One last comment of a politico-religious nature. I’m sorry if some of this might be off putting, but it does strike close to the core of some “First Things”. As a Lutheran pastor all authority has its roots from the 4th commandment – “honor your father and mother”. Luther’s small catechism adds the phrase “and other authorities” in his explanation to what does this mean. The fountain of all authority and our understanding of authority is rooted in the family.
Extending out from that Jesus called his disciples his “mother and brothers”. (Matt 12:49) He also commits his mother to his disciple. (John 19:26-27) The church is supposed to become the extended family. And the church has often in the past extended that out further in the form of civil society- think every St. Luke’s hospital, Denomination Charitable foundation and school ever established. At the founding, one was connected first to family, second to church and if those were tenuous then often to branches or missions of the church. These church missions would often find other private citizen corollaries – like libraries. Look up Ben Franklin and Andrew Carnegie and how libraries got their start. The mediating institutions were often the church at one remove.
The last, and least important ring of authority was the government. The US constitution was set up with checks and balances and a bill of rights because those founders feared the government’s intrusion into civil society. The government was assigned limited specific duties in order to give space for that society described above to flourish.
It is not just me after this recent election. Here is Jonah Goldberg although I could point at many others. If you have “conservative” friends who are feeling down this is probably pretty close to why even if they don’t have the words to explain it. That order of authority: family, religious affiliation, civil institutions, government seems to have been overthrown. We now “all belong to the government” as was said at the opening of the 2012 DNC convention.
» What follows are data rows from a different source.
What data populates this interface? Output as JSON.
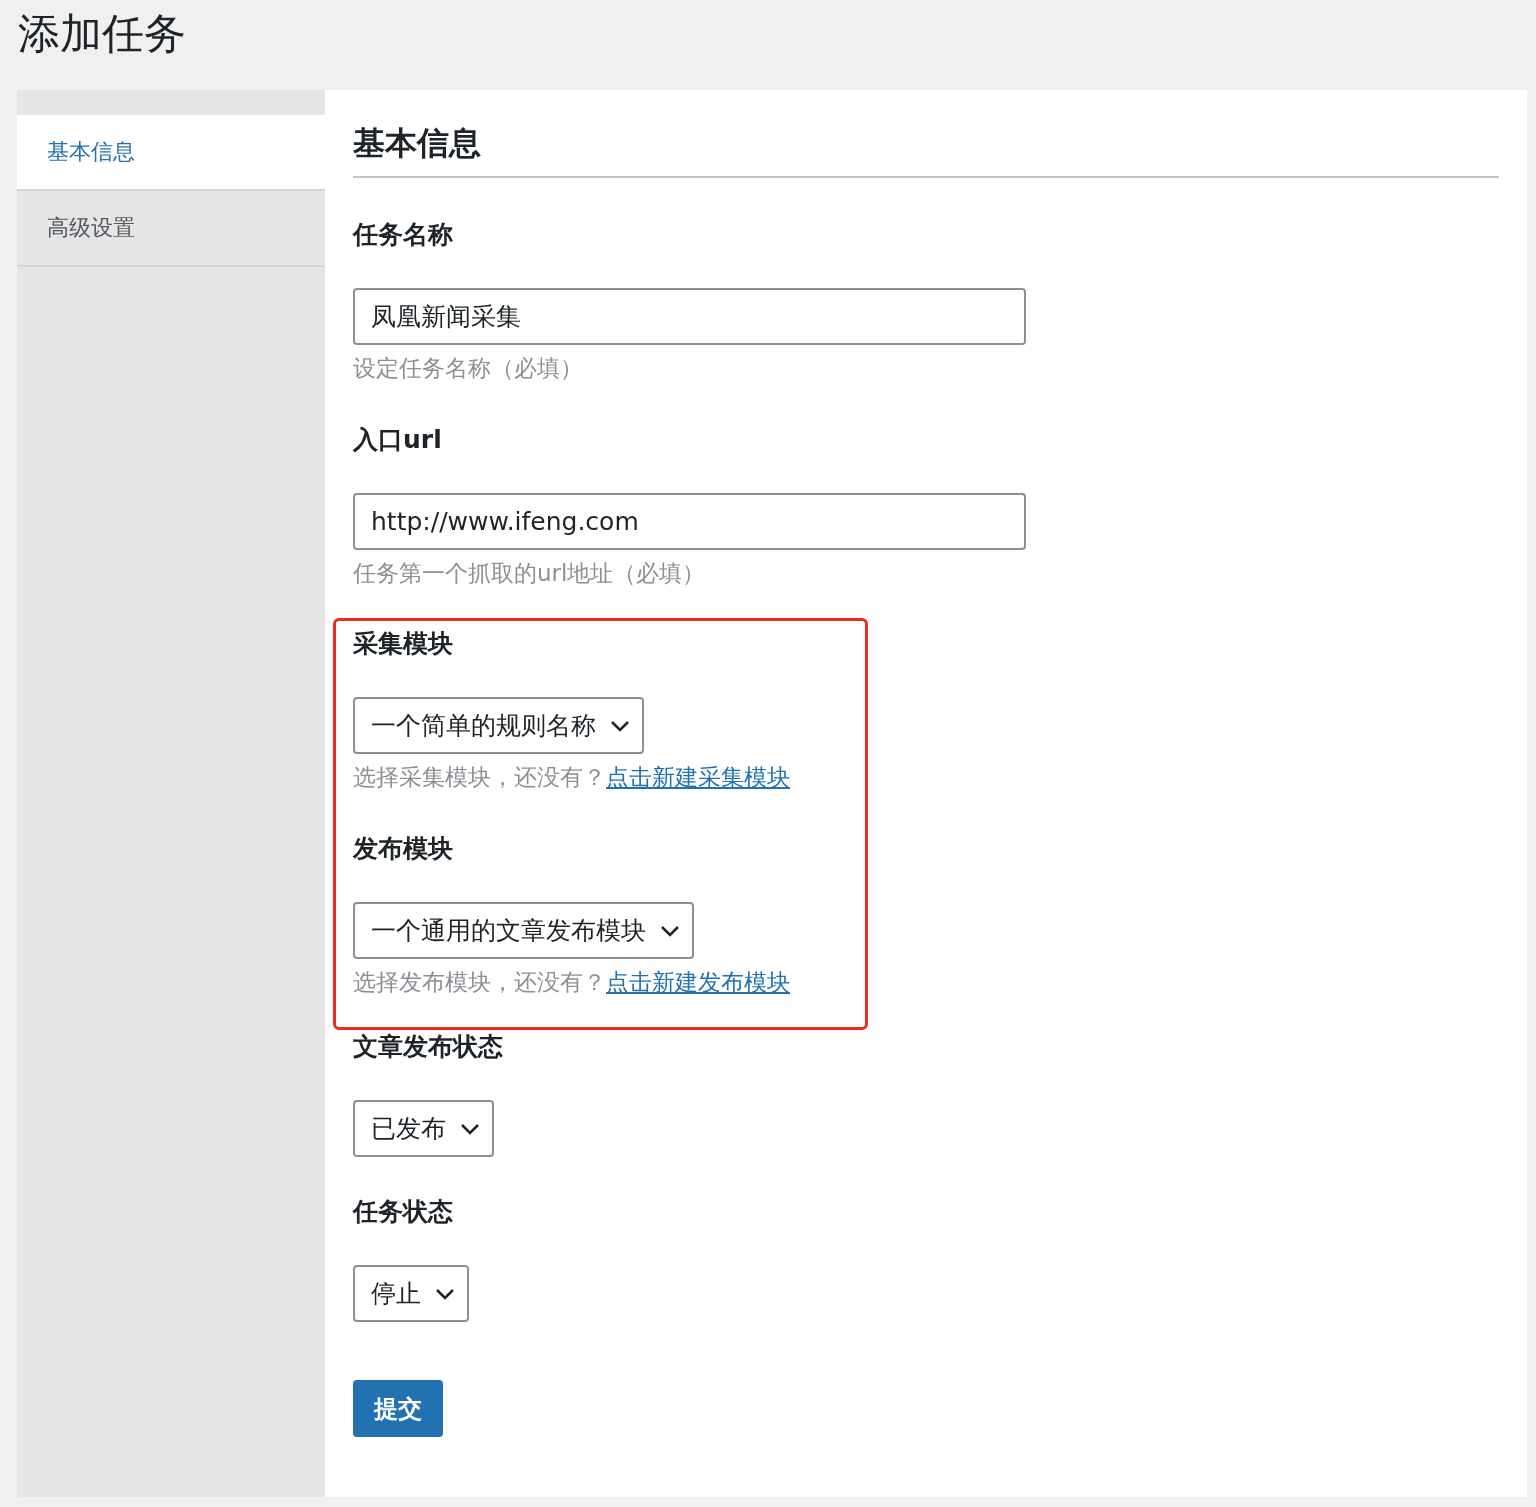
{
  "page_title": "添加任务",
  "sidebar": {
    "items": [
      {
        "label": "基本信息",
        "selected": true
      },
      {
        "label": "高级设置",
        "selected": false
      }
    ]
  },
  "section_title": "基本信息",
  "fields": [
    {
      "kind": "text",
      "label": "任务名称",
      "value": "凤凰新闻采集",
      "hint": "设定任务名称（必填）",
      "highlighted": false
    },
    {
      "kind": "text",
      "label": "入口url",
      "value": "http://www.ifeng.com",
      "hint": "任务第一个抓取的url地址（必填）",
      "highlighted": false
    },
    {
      "kind": "select",
      "label": "采集模块",
      "value": "一个简单的规则名称",
      "hint": "选择采集模块，还没有？",
      "link": "点击新建采集模块",
      "highlighted": true
    },
    {
      "kind": "select",
      "label": "发布模块",
      "value": "一个通用的文章发布模块",
      "hint": "选择发布模块，还没有？",
      "link": "点击新建发布模块",
      "highlighted": true
    },
    {
      "kind": "select",
      "label": "文章发布状态",
      "value": "已发布",
      "highlighted": false
    },
    {
      "kind": "select",
      "label": "任务状态",
      "value": "停止",
      "highlighted": false
    }
  ],
  "submit_button": "提交"
}
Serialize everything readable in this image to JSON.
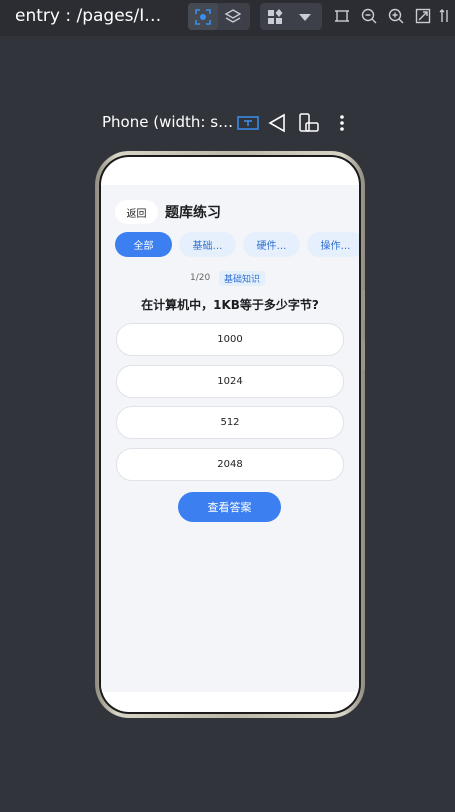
{
  "toolbar": {
    "entry_title": "entry : /pages/I…"
  },
  "preview": {
    "device_label": "Phone (width: s…"
  },
  "app": {
    "back_label": "返回",
    "title": "题库练习",
    "categories": [
      "全部",
      "基础…",
      "硬件…",
      "操作…"
    ],
    "active_category": "全部",
    "progress": "1/20",
    "question_tag": "基础知识",
    "question": "在计算机中，1KB等于多少字节?",
    "options": [
      "1000",
      "1024",
      "512",
      "2048"
    ],
    "answer_button": "查看答案"
  },
  "colors": {
    "accent": "#3b7ff0",
    "chip_bg": "#e6f0fc",
    "page_bg": "#f3f5f9",
    "ide_bg": "#31343b"
  }
}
One of the stark lessons of Obama’s victory is the degree to which the Republican party has become a party for the married and the religious. If only married people voted, Romney would have won in a landslide. If only married religious people voted, you’d need a word that means something much bigger than landslide. Obviously, Obama got some votes from the married and the religious (such people can marry their interests to the state, too), but as a generalization, the Obama coalition heavily depends on people who do not see family or religion as rival or superior sources of material aid or moral authority.
For those of us who, like the founders, are suspicious of governmental authority as a-moral and coercive, this election exposed just how poor our civil society has become that it would choose leviathan knowingly. The death of a moral order may not bring the chaos we fear, but it is still a death that will be felt and mourned.